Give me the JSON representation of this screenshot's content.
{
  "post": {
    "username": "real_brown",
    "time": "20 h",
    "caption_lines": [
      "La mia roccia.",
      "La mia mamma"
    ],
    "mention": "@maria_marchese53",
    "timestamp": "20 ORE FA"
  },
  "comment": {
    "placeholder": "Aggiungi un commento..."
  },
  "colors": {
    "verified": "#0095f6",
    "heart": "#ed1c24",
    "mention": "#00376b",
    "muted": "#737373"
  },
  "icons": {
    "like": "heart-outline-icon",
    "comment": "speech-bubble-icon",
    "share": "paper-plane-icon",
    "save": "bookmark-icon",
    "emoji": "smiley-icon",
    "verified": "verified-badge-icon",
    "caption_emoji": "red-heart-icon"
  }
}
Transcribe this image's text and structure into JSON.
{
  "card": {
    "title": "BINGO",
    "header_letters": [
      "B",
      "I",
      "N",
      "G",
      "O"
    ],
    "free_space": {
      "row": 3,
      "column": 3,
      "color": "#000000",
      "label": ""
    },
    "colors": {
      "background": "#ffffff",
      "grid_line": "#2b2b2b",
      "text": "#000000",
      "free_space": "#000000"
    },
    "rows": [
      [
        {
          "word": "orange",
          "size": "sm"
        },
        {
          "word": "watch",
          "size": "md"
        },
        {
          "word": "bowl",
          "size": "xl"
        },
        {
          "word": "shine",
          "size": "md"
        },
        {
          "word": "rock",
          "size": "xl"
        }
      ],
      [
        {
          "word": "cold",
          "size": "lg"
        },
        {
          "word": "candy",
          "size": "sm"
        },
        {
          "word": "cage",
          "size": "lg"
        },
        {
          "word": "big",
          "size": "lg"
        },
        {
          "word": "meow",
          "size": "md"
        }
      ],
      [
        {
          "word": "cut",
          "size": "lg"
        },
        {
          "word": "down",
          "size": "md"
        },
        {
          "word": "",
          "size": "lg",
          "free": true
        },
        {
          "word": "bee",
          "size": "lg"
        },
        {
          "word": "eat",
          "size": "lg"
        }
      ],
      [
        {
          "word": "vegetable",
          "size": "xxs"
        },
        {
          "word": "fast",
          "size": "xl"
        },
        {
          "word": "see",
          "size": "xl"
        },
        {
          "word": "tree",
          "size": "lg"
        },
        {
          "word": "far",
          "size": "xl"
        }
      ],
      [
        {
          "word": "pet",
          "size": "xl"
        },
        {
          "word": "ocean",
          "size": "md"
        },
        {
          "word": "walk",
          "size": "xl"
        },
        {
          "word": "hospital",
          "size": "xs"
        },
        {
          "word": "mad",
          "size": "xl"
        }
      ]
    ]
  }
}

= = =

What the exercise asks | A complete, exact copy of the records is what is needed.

Response to the task |
Give me the JSON representation of this screenshot's content.
{
  "post": {
    "username": "real_brown",
    "time": "20 h",
    "caption_lines": [
      "La mia roccia.",
      "La mia mamma"
    ],
    "mention": "@maria_marchese53",
    "timestamp": "20 ORE FA"
  },
  "comment": {
    "placeholder": "Aggiungi un commento..."
  },
  "colors": {
    "verified": "#0095f6",
    "heart": "#ed1c24",
    "mention": "#00376b",
    "muted": "#737373"
  },
  "icons": {
    "like": "heart-outline-icon",
    "comment": "speech-bubble-icon",
    "share": "paper-plane-icon",
    "save": "bookmark-icon",
    "emoji": "smiley-icon",
    "verified": "verified-badge-icon",
    "caption_emoji": "red-heart-icon"
  }
}
Transcribe this image's text and structure into JSON.
{
  "card": {
    "title": "BINGO",
    "header_letters": [
      "B",
      "I",
      "N",
      "G",
      "O"
    ],
    "free_space": {
      "row": 3,
      "column": 3,
      "color": "#000000",
      "label": ""
    },
    "colors": {
      "background": "#ffffff",
      "grid_line": "#2b2b2b",
      "text": "#000000",
      "free_space": "#000000"
    },
    "rows": [
      [
        {
          "word": "orange",
          "size": "sm"
        },
        {
          "word": "watch",
          "size": "md"
        },
        {
          "word": "bowl",
          "size": "xl"
        },
        {
          "word": "shine",
          "size": "md"
        },
        {
          "word": "rock",
          "size": "xl"
        }
      ],
      [
        {
          "word": "cold",
          "size": "lg"
        },
        {
          "word": "candy",
          "size": "sm"
        },
        {
          "word": "cage",
          "size": "lg"
        },
        {
          "word": "big",
          "size": "lg"
        },
        {
          "word": "meow",
          "size": "md"
        }
      ],
      [
        {
          "word": "cut",
          "size": "lg"
        },
        {
          "word": "down",
          "size": "md"
        },
        {
          "word": "",
          "size": "lg",
          "free": true
        },
        {
          "word": "bee",
          "size": "lg"
        },
        {
          "word": "eat",
          "size": "lg"
        }
      ],
      [
        {
          "word": "vegetable",
          "size": "xxs"
        },
        {
          "word": "fast",
          "size": "xl"
        },
        {
          "word": "see",
          "size": "xl"
        },
        {
          "word": "tree",
          "size": "lg"
        },
        {
          "word": "far",
          "size": "xl"
        }
      ],
      [
        {
          "word": "pet",
          "size": "xl"
        },
        {
          "word": "ocean",
          "size": "md"
        },
        {
          "word": "walk",
          "size": "xl"
        },
        {
          "word": "hospital",
          "size": "xs"
        },
        {
          "word": "mad",
          "size": "xl"
        }
      ]
    ]
  }
}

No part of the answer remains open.